> **PROBLEM DETAILS**
Each line of the data below that contains "сизинцев" must be copied.

> **INPUT FOR THIS TASK**
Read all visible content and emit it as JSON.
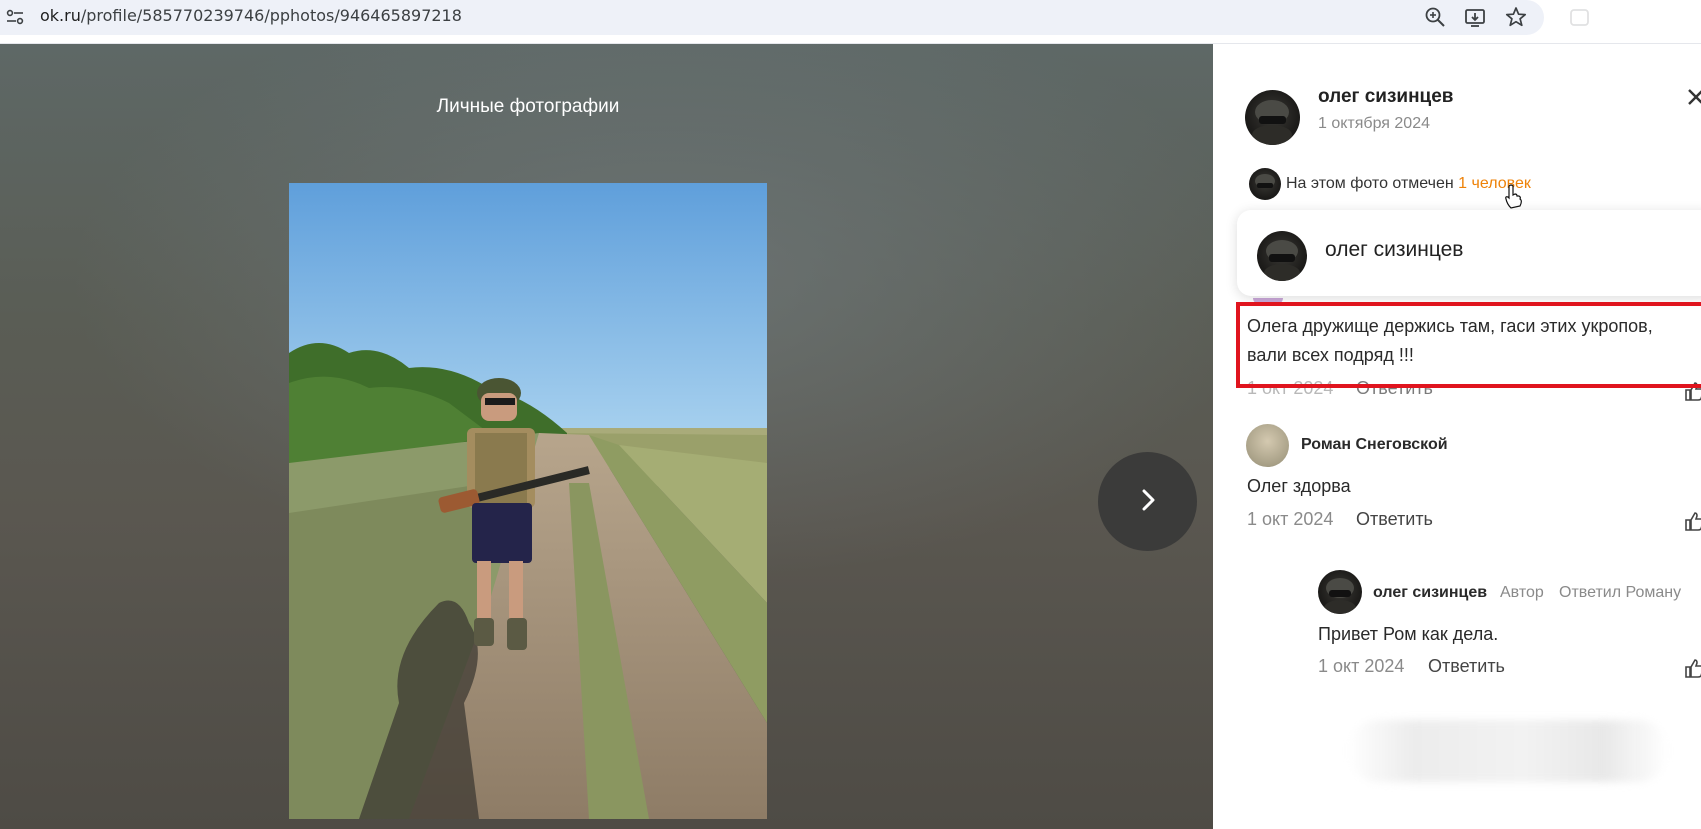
{
  "browser": {
    "url_domain": "ok.ru",
    "url_path": "/profile/585770239746/pphotos/946465897218",
    "icons": [
      "site-settings-icon",
      "zoom-icon",
      "install-app-icon",
      "bookmark-star-icon",
      "extension-icon"
    ]
  },
  "viewer": {
    "album_title": "Личные фотографии",
    "next_icon": "chevron-right-icon"
  },
  "panel": {
    "author": {
      "name": "олег сизинцев",
      "date": "1 октября 2024"
    },
    "tags": {
      "prefix": "На этом фото отмечен ",
      "link": "1 человек"
    },
    "tag_popup": {
      "name": "олег сизинцев"
    },
    "comments": [
      {
        "text_line1": "Олега дружище держись там, гаси этих укропов,",
        "text_line2": "вали всех подряд !!!",
        "date": "1 окт 2024",
        "reply": "Ответить",
        "highlighted": true
      },
      {
        "name": "Роман Снеговской",
        "text": "Олег здорва",
        "date": "1 окт 2024",
        "reply": "Ответить"
      },
      {
        "name": "олег сизинцев",
        "badge": "Автор",
        "replied_to": "Ответил Роману",
        "text": "Привет Ром как дела.",
        "date": "1 окт 2024",
        "reply": "Ответить"
      }
    ]
  },
  "colors": {
    "accent_link": "#ee8208",
    "highlight": "#e0141e",
    "muted": "#8a8a8a"
  }
}
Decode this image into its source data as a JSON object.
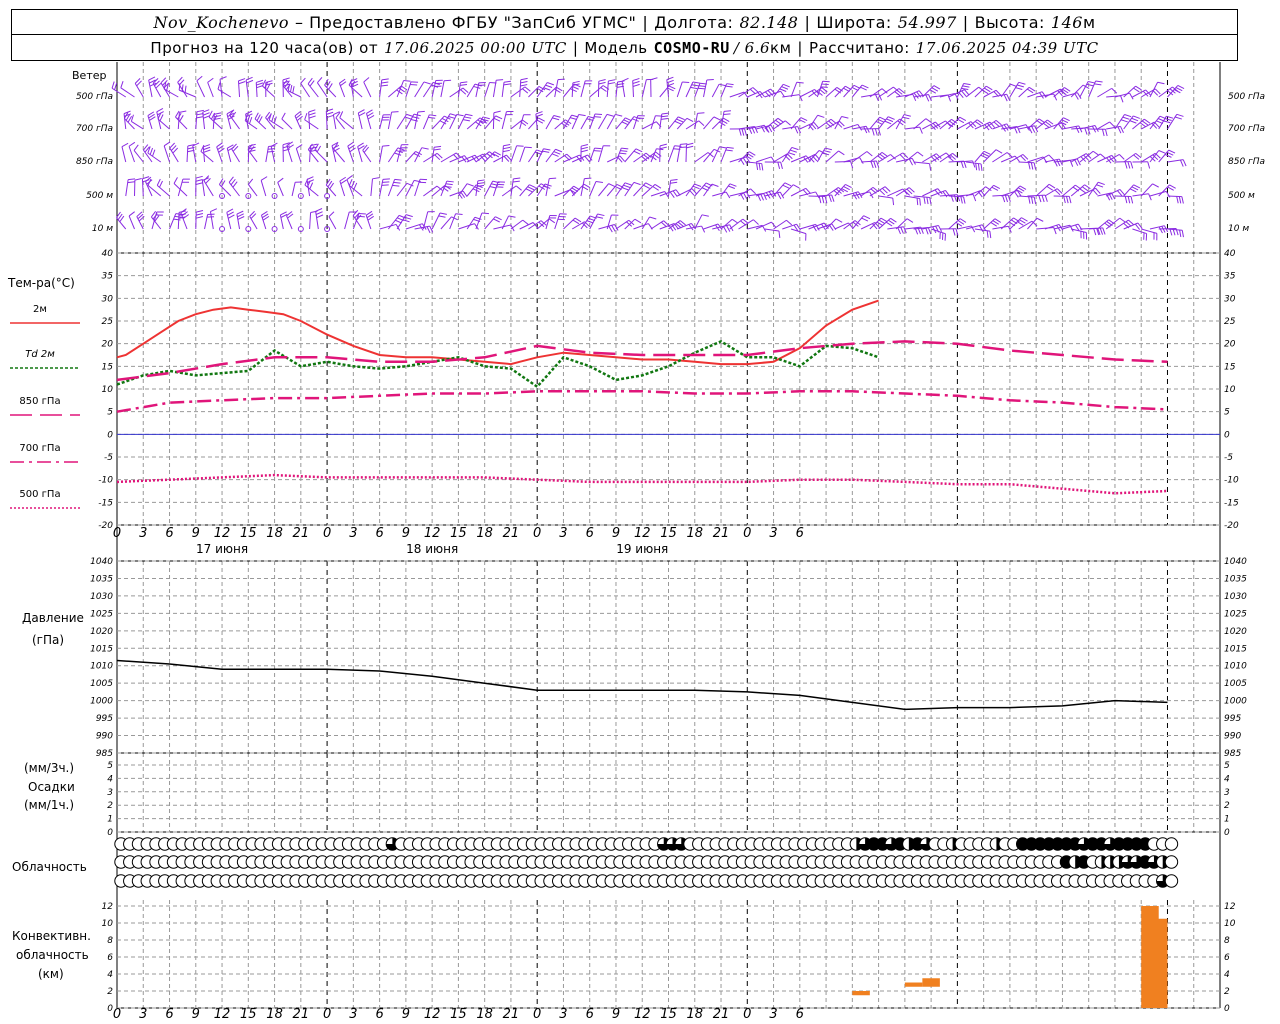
{
  "header": {
    "station": "Nov_Kochenevo",
    "provider": "– Предоставлено ФГБУ \"ЗапСиб УГМС\"",
    "lon_label": "Долгота:",
    "lon_value": "82.148",
    "lat_label": "Широта:",
    "lat_value": "54.997",
    "alt_label": "Высота:",
    "alt_value": "146",
    "alt_unit": "м",
    "forecast_label": "Прогноз на 120 часа(ов) от",
    "forecast_time": "17.06.2025 00:00 UTC",
    "model_label": "Модель",
    "model_name": "COSMO-RU",
    "model_res": "/ 6.6",
    "model_res_unit": "км",
    "calc_label": "Рассчитано:",
    "calc_time": "17.06.2025 04:39 UTC"
  },
  "wind_panel": {
    "title": "Ветер",
    "levels": [
      "500 гПа",
      "700 гПа",
      "850 гПа",
      "500 м",
      "10 м"
    ]
  },
  "temp_panel": {
    "title": "Тем-ра(°C)",
    "legend": [
      {
        "label": "2м",
        "color": "#ee3333",
        "dash": "solid"
      },
      {
        "label": "Td 2м",
        "color": "#117711",
        "dash": "dotted"
      },
      {
        "label": "850 гПа",
        "color": "#e0157a",
        "dash": "long-dash"
      },
      {
        "label": "700 гПа",
        "color": "#e0157a",
        "dash": "dash-dot"
      },
      {
        "label": "500 гПа",
        "color": "#e0157a",
        "dash": "dense-dot"
      }
    ]
  },
  "pressure_panel": {
    "title_line1": "Давление",
    "title_line2": "(гПа)"
  },
  "precip_panel": {
    "line1": "(мм/3ч.)",
    "line2": "Осадки",
    "line3": "(мм/1ч.)"
  },
  "cloud_panel": {
    "title": "Облачность"
  },
  "conv_panel": {
    "line1": "Конвективн.",
    "line2": "облачность",
    "line3": "(км)"
  },
  "x_axis": {
    "hour_ticks": [
      "0",
      "3",
      "6",
      "9",
      "12",
      "15",
      "18",
      "21",
      "0",
      "3",
      "6",
      "9",
      "12",
      "15",
      "18",
      "21",
      "0",
      "3",
      "6",
      "9",
      "12",
      "15",
      "18",
      "21",
      "0",
      "3",
      "6"
    ],
    "days": [
      "17 июня",
      "18 июня",
      "19 июня"
    ]
  },
  "chart_data": [
    {
      "type": "line",
      "title": "Тем-ра(°C)",
      "x_unit": "hours since 17.06.2025 00:00 UTC",
      "ylim": [
        -20,
        40
      ],
      "yticks": [
        -20,
        -15,
        -10,
        -5,
        0,
        5,
        10,
        15,
        20,
        25,
        30,
        35,
        40
      ],
      "zero_line": 0,
      "series": [
        {
          "name": "2м",
          "color": "#ee3333",
          "style": "solid",
          "x": [
            0,
            1,
            3,
            5,
            7,
            9,
            11,
            13,
            15,
            17,
            19,
            21,
            24,
            27,
            30,
            33,
            36,
            39,
            42,
            45,
            46,
            48,
            51,
            54,
            57,
            60,
            63,
            66,
            69,
            72,
            75,
            78,
            81,
            84,
            87
          ],
          "y": [
            17,
            17.5,
            20,
            22.5,
            25,
            26.5,
            27.5,
            28,
            27.5,
            27,
            26.5,
            25,
            22,
            19.5,
            17.5,
            17,
            17,
            16.5,
            16,
            15.5,
            16,
            17,
            18,
            17.5,
            17,
            16.5,
            16.5,
            16,
            15.5,
            15.5,
            16,
            19,
            24,
            27.5,
            29.5
          ]
        },
        {
          "name": "Td 2м",
          "color": "#117711",
          "style": "dotted",
          "x": [
            0,
            3,
            6,
            9,
            12,
            15,
            18,
            21,
            24,
            27,
            30,
            33,
            36,
            39,
            42,
            45,
            48,
            51,
            54,
            57,
            60,
            63,
            66,
            69,
            72,
            75,
            78,
            81,
            84,
            87
          ],
          "y": [
            11,
            13,
            14,
            13,
            13.5,
            14,
            18.5,
            15,
            16,
            15,
            14.5,
            15,
            16,
            17,
            15,
            14.5,
            10.5,
            17,
            15,
            12,
            13,
            15,
            18,
            20.5,
            17,
            17,
            15,
            19.5,
            19,
            17
          ]
        },
        {
          "name": "850 гПа",
          "color": "#e0157a",
          "style": "long-dash",
          "x": [
            0,
            6,
            12,
            18,
            24,
            30,
            36,
            42,
            48,
            54,
            60,
            66,
            72,
            78,
            84,
            90,
            96,
            102,
            108,
            114,
            120
          ],
          "y": [
            12,
            13.5,
            15.5,
            17,
            17,
            16,
            16,
            17,
            19.5,
            18,
            17.5,
            17.5,
            17.5,
            19,
            20,
            20.5,
            20,
            18.5,
            17.5,
            16.5,
            16
          ]
        },
        {
          "name": "700 гПа",
          "color": "#e0157a",
          "style": "dash-dot",
          "x": [
            0,
            6,
            12,
            18,
            24,
            30,
            36,
            42,
            48,
            54,
            60,
            66,
            72,
            78,
            84,
            90,
            96,
            102,
            108,
            114,
            120
          ],
          "y": [
            5,
            7,
            7.5,
            8,
            8,
            8.5,
            9,
            9,
            9.5,
            9.5,
            9.5,
            9,
            9,
            9.5,
            9.5,
            9,
            8.5,
            7.5,
            7,
            6,
            5.5
          ]
        },
        {
          "name": "500 гПа",
          "color": "#e0157a",
          "style": "dense-dot",
          "x": [
            0,
            6,
            12,
            18,
            24,
            30,
            36,
            42,
            48,
            54,
            60,
            66,
            72,
            78,
            84,
            90,
            96,
            102,
            108,
            114,
            120
          ],
          "y": [
            -10.5,
            -10,
            -9.5,
            -9,
            -9.5,
            -9.5,
            -9.5,
            -9.5,
            -10,
            -10.5,
            -10.5,
            -10.5,
            -10.5,
            -10,
            -10,
            -10.5,
            -11,
            -11,
            -12,
            -13,
            -12.5
          ]
        }
      ]
    },
    {
      "type": "line",
      "title": "Давление (гПа)",
      "ylim": [
        985,
        1040
      ],
      "yticks": [
        985,
        990,
        995,
        1000,
        1005,
        1010,
        1015,
        1020,
        1025,
        1030,
        1035,
        1040
      ],
      "series": [
        {
          "name": "Давление",
          "color": "#000000",
          "x": [
            0,
            6,
            12,
            18,
            24,
            30,
            36,
            42,
            48,
            54,
            60,
            66,
            72,
            78,
            84,
            90,
            96,
            102,
            108,
            114,
            120
          ],
          "y": [
            1011.5,
            1010.5,
            1009,
            1009,
            1009,
            1008.5,
            1007,
            1005,
            1003,
            1003,
            1003,
            1003,
            1002.5,
            1001.5,
            999.5,
            997.5,
            998,
            998,
            998.5,
            1000,
            999.5
          ]
        }
      ]
    },
    {
      "type": "bar",
      "title": "Осадки",
      "ylim": [
        0,
        5
      ],
      "yticks": [
        0,
        1,
        2,
        3,
        4,
        5
      ],
      "values": []
    },
    {
      "type": "table",
      "title": "Облачность",
      "rows": 3,
      "cols_every_hours": 1
    },
    {
      "type": "bar",
      "title": "Конвективн. облачность (км)",
      "ylim": [
        0,
        12
      ],
      "yticks": [
        0,
        2,
        4,
        6,
        8,
        10,
        12
      ],
      "bars": [
        {
          "x": [
            84,
            86
          ],
          "bottom": 1.5,
          "top": 2
        },
        {
          "x": [
            90,
            92
          ],
          "bottom": 2.5,
          "top": 3
        },
        {
          "x": [
            92,
            94
          ],
          "bottom": 2.5,
          "top": 3.5
        },
        {
          "x": [
            117,
            119
          ],
          "bottom": 0,
          "top": 12
        },
        {
          "x": [
            118,
            120
          ],
          "bottom": 0,
          "top": 10.5
        }
      ]
    }
  ],
  "colors": {
    "grid": "#999999",
    "wind": "#8a2be2",
    "conv": "#f08020",
    "zero": "#3333cc"
  }
}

> **EXERCISE SOLUTION**
      "name": "олег сизинцев",
      "name": "олег сизинцев"
        "name": "олег сизинцев",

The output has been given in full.